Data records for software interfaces
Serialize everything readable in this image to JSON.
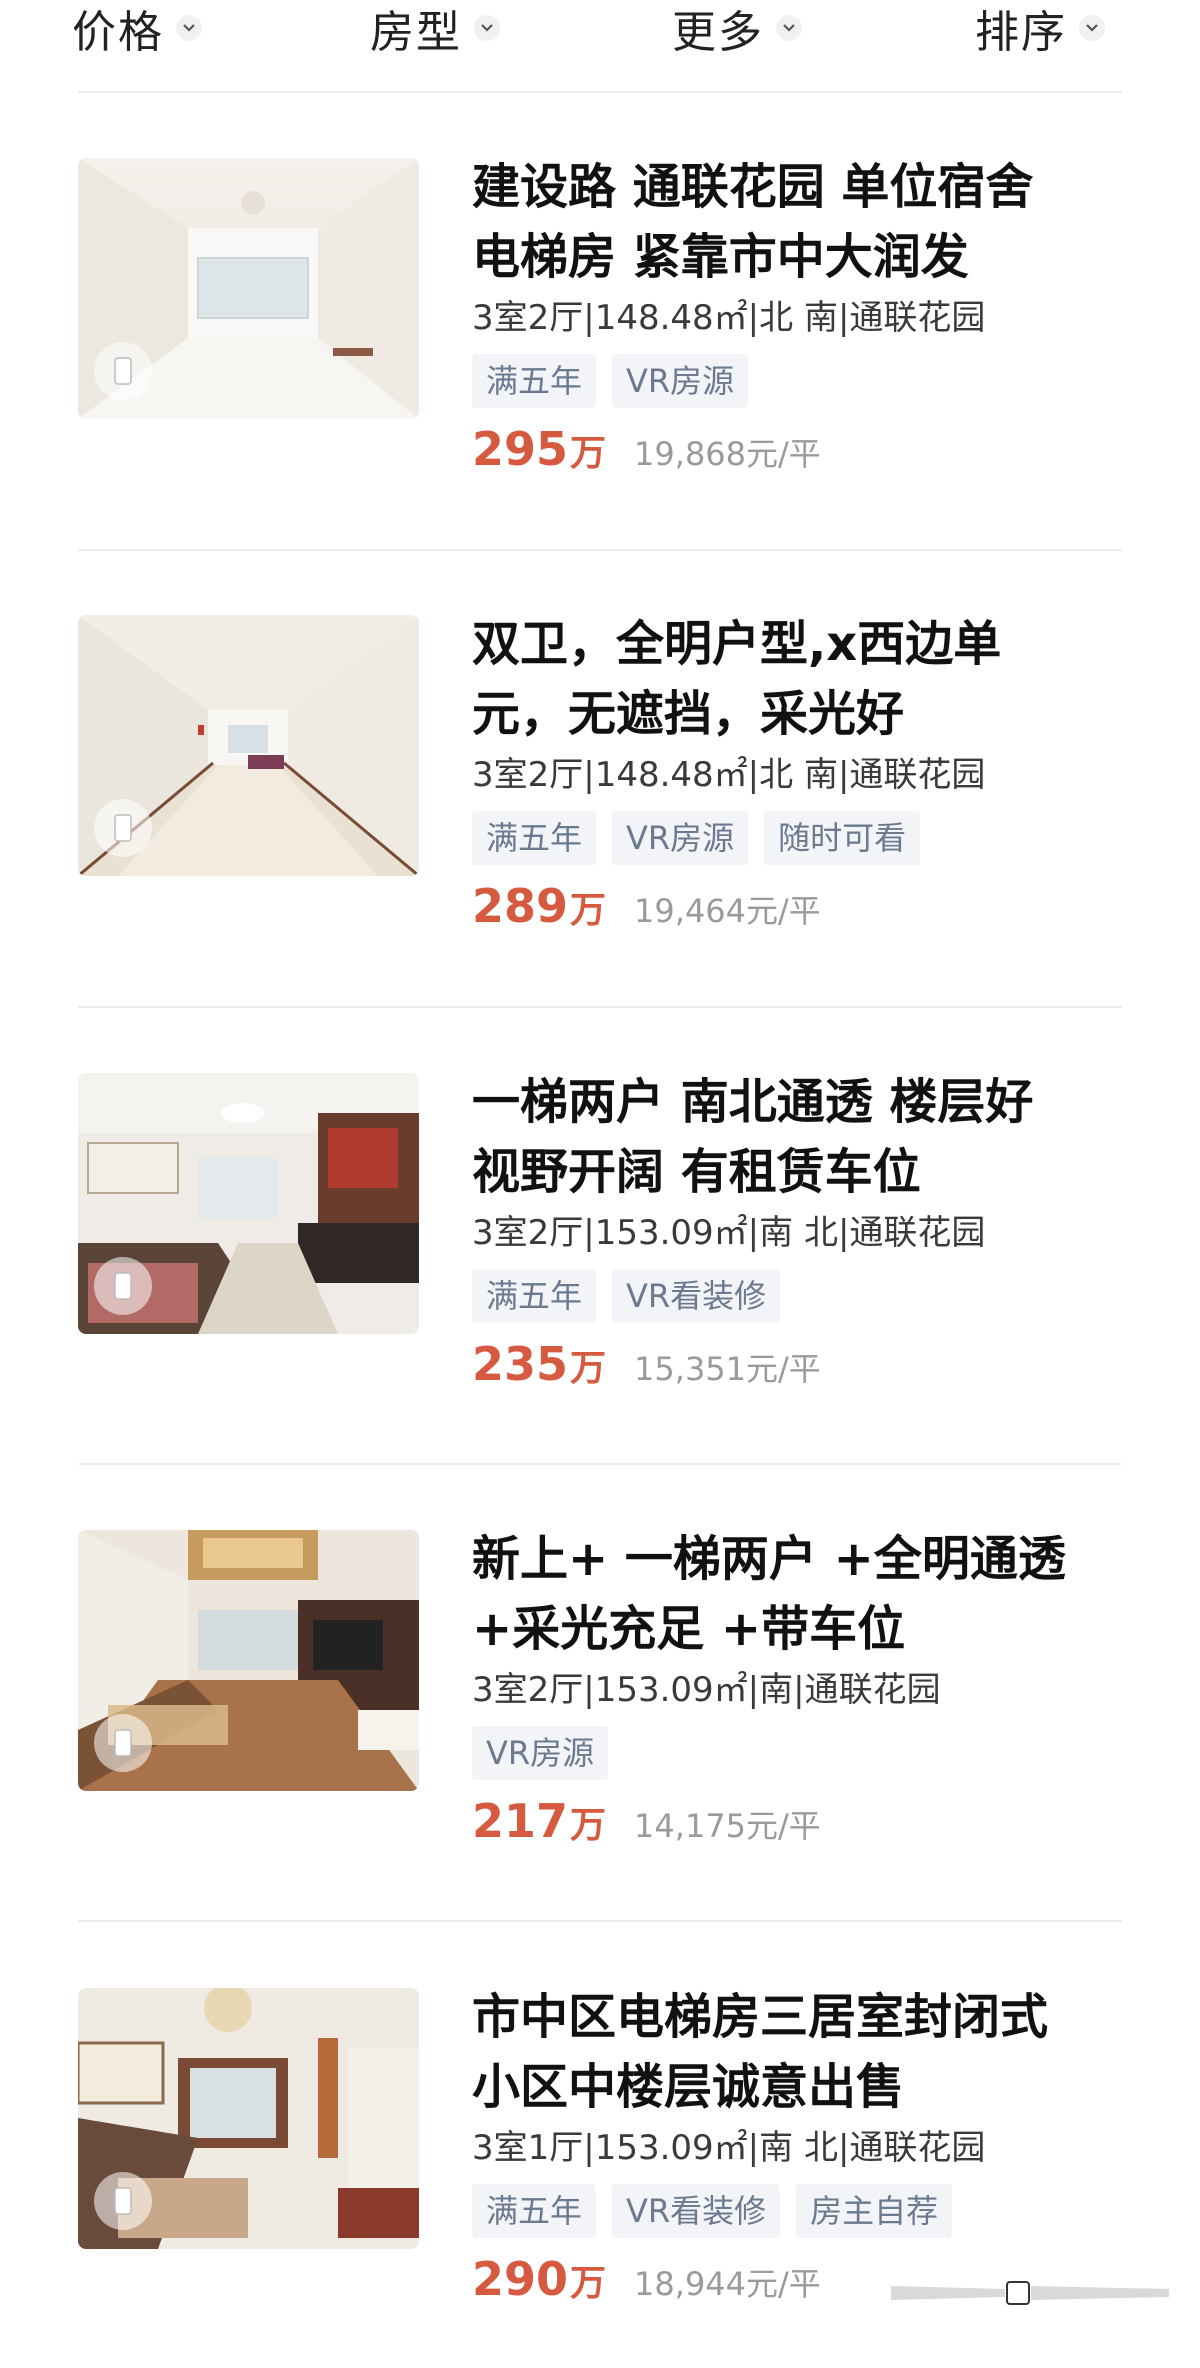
{
  "filters": [
    {
      "label": "价格"
    },
    {
      "label": "房型"
    },
    {
      "label": "更多"
    },
    {
      "label": "排序"
    }
  ],
  "listings": [
    {
      "title_line1": "建设路 通联花园 单位宿舍",
      "title_line2": "电梯房 紧靠市中大润发",
      "meta": "3室2厅|148.48㎡|北 南|通联花园",
      "tags": [
        "满五年",
        "VR房源"
      ],
      "price": "295",
      "price_unit": "万",
      "unit_price": "19,868元/平"
    },
    {
      "title_line1": "双卫，全明户型,x西边单",
      "title_line2": "元，无遮挡，采光好",
      "meta": "3室2厅|148.48㎡|北 南|通联花园",
      "tags": [
        "满五年",
        "VR房源",
        "随时可看"
      ],
      "price": "289",
      "price_unit": "万",
      "unit_price": "19,464元/平"
    },
    {
      "title_line1": "一梯两户 南北通透 楼层好",
      "title_line2": "视野开阔 有租赁车位",
      "meta": "3室2厅|153.09㎡|南 北|通联花园",
      "tags": [
        "满五年",
        "VR看装修"
      ],
      "price": "235",
      "price_unit": "万",
      "unit_price": "15,351元/平"
    },
    {
      "title_line1": "新上+ 一梯两户 +全明通透",
      "title_line2": "+采光充足  +带车位",
      "meta": "3室2厅|153.09㎡|南|通联花园",
      "tags": [
        "VR房源"
      ],
      "price": "217",
      "price_unit": "万",
      "unit_price": "14,175元/平"
    },
    {
      "title_line1": "市中区电梯房三居室封闭式",
      "title_line2": "小区中楼层诚意出售",
      "meta": "3室1厅|153.09㎡|南 北|通联花园",
      "tags": [
        "满五年",
        "VR看装修",
        "房主自荐"
      ],
      "price": "290",
      "price_unit": "万",
      "unit_price": "18,944元/平"
    }
  ],
  "colors": {
    "price": "#d65a3f",
    "tag_bg": "#f2f4f7",
    "tag_text": "#6b7a90"
  },
  "icons": {
    "filter_chevron": "chevron-down-icon",
    "vr_badge": "vr-icon"
  }
}
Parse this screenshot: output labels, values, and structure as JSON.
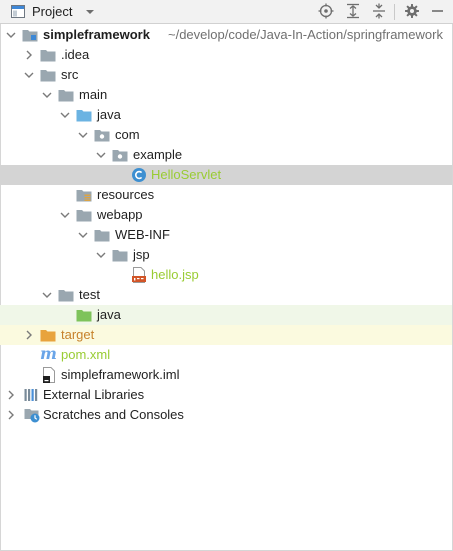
{
  "header": {
    "title": "Project"
  },
  "tree": {
    "root": {
      "label": "simpleframework",
      "path": "~/develop/code/Java-In-Action/springframework"
    },
    "idea": {
      "label": ".idea"
    },
    "src": {
      "label": "src"
    },
    "main": {
      "label": "main"
    },
    "java": {
      "label": "java"
    },
    "com": {
      "label": "com"
    },
    "example": {
      "label": "example"
    },
    "hello_servlet": {
      "label": "HelloServlet"
    },
    "resources": {
      "label": "resources"
    },
    "webapp": {
      "label": "webapp"
    },
    "web_inf": {
      "label": "WEB-INF"
    },
    "jsp": {
      "label": "jsp"
    },
    "hello_jsp": {
      "label": "hello.jsp"
    },
    "test": {
      "label": "test"
    },
    "test_java": {
      "label": "java"
    },
    "target": {
      "label": "target"
    },
    "pom": {
      "label": "pom.xml"
    },
    "iml": {
      "label": "simpleframework.iml"
    },
    "ext_libs": {
      "label": "External Libraries"
    },
    "scratches": {
      "label": "Scratches and Consoles"
    }
  },
  "colors": {
    "folder": "#9aa7b0",
    "source_folder": "#6bb3e2",
    "test_folder": "#7ec35b",
    "excluded_folder": "#e8a33d",
    "selection": "#d4d4d4",
    "vcs_added": "#99cc33"
  }
}
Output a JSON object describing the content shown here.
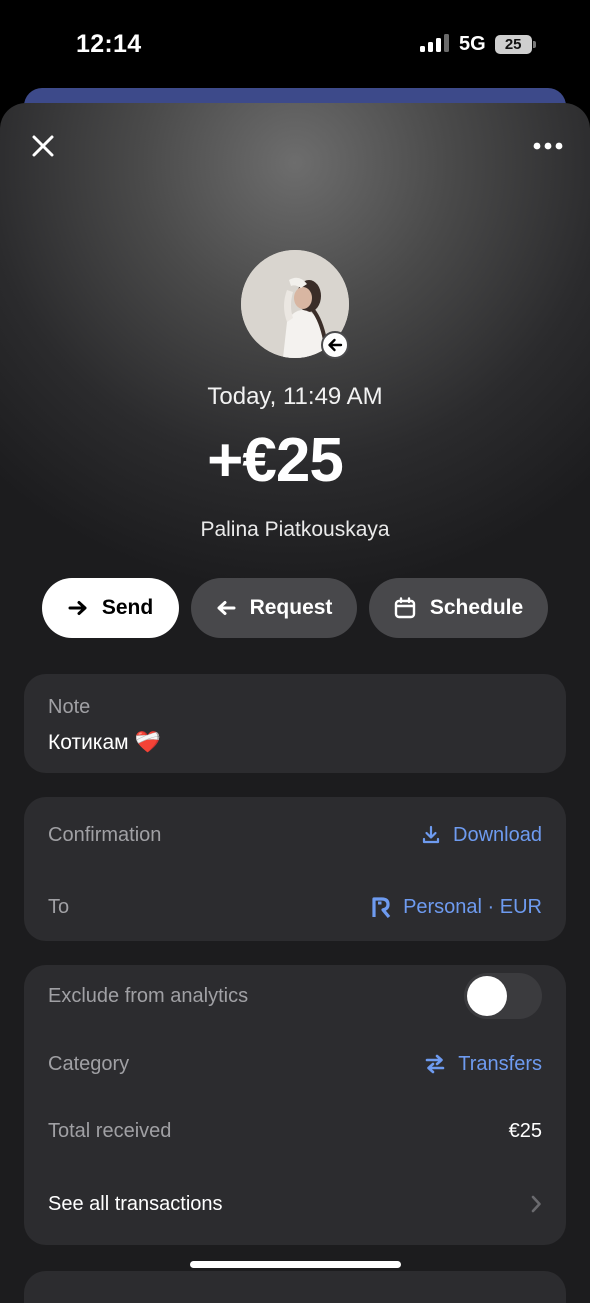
{
  "status_bar": {
    "time": "12:14",
    "network": "5G",
    "battery": "25"
  },
  "header": {
    "close_icon": "close-icon",
    "more_icon": "more-horizontal-icon"
  },
  "transaction": {
    "date": "Today, 11:49 AM",
    "amount": "+€25",
    "counterparty": "Palina Piatkouskaya",
    "direction_icon": "arrow-left-icon"
  },
  "actions": [
    {
      "label": "Send",
      "icon": "arrow-right-icon"
    },
    {
      "label": "Request",
      "icon": "arrow-left-icon"
    },
    {
      "label": "Schedule",
      "icon": "calendar-icon"
    }
  ],
  "note": {
    "label": "Note",
    "text": "Котикам",
    "emoji": "❤️‍🩹"
  },
  "details": {
    "confirmation_label": "Confirmation",
    "download_label": "Download",
    "to_label": "To",
    "to_value": "Personal · EUR"
  },
  "analytics": {
    "exclude_label": "Exclude from analytics",
    "exclude_enabled": false,
    "category_label": "Category",
    "category_value": "Transfers",
    "total_label": "Total received",
    "total_value": "€25",
    "see_all_label": "See all transactions"
  },
  "colors": {
    "accent_link": "#6e9bf0",
    "card_bg": "#2c2c2f",
    "sheet_bg": "#1c1c1e"
  }
}
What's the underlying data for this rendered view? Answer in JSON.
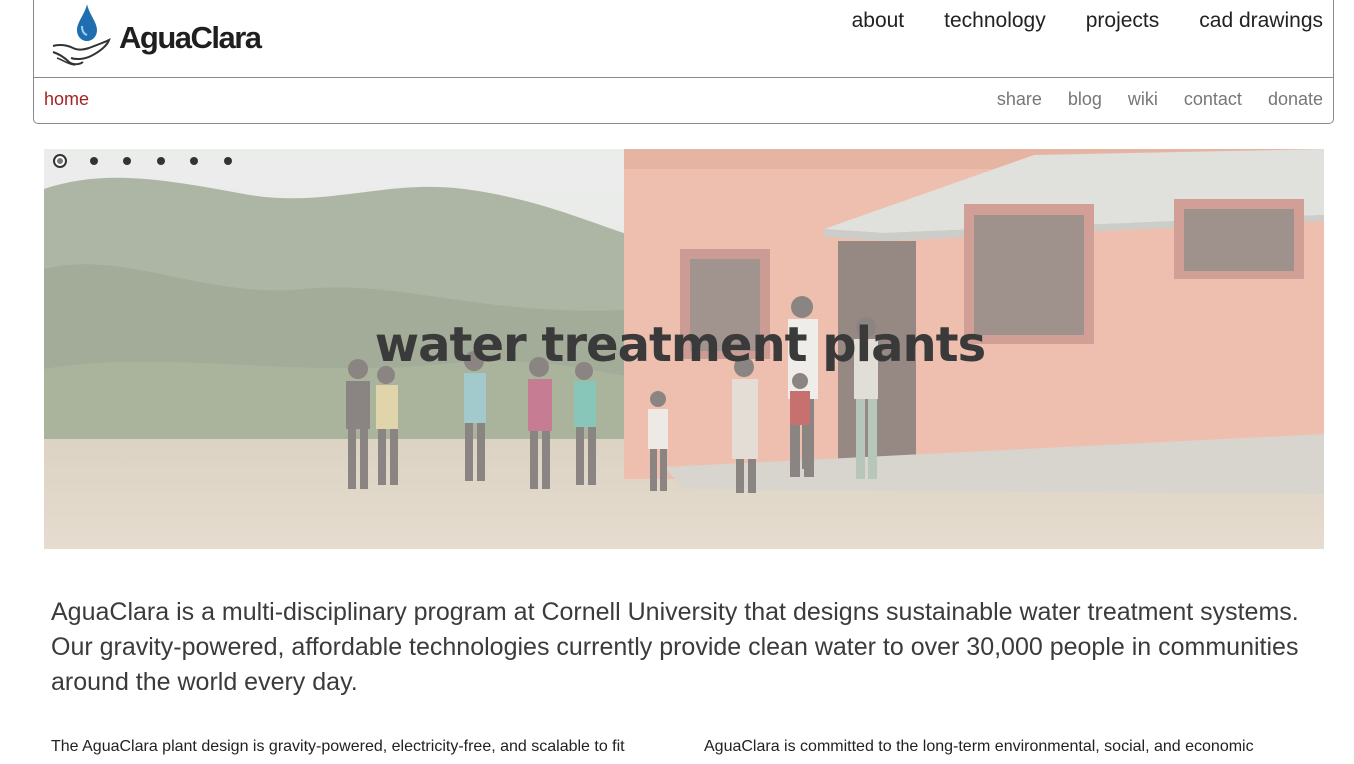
{
  "header": {
    "logo_text": "AguaClara",
    "main_nav": [
      "about",
      "technology",
      "projects",
      "cad drawings"
    ],
    "home_label": "home",
    "sub_nav": [
      "share",
      "blog",
      "wiki",
      "contact",
      "donate"
    ]
  },
  "hero": {
    "title": "water treatment plants",
    "slide_count": 6,
    "active_slide": 1
  },
  "content": {
    "intro": "AguaClara is a multi-disciplinary program at Cornell University that designs sustainable water treatment systems. Our gravity-powered, affordable technologies currently provide clean water to over 30,000 people in communities around the world every day.",
    "left_column": "The AguaClara plant design is gravity-powered, electricity-free, and scalable to fit",
    "right_column": "AguaClara is committed to the long-term environmental, social, and economic"
  },
  "colors": {
    "accent_red": "#a42424",
    "logo_blue": "#1f6fb0",
    "nav_text": "#222222",
    "sub_nav_text": "#777777",
    "body_text": "#3b3b3b"
  }
}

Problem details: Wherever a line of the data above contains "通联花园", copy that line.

Response to this task:
      "title_line1": "建设路 通联花园 单位宿舍",
      "meta": "3室2厅|148.48㎡|北 南|通联花园",
      "meta": "3室2厅|148.48㎡|北 南|通联花园",
      "meta": "3室2厅|153.09㎡|南 北|通联花园",
      "meta": "3室2厅|153.09㎡|南|通联花园",
      "meta": "3室1厅|153.09㎡|南 北|通联花园",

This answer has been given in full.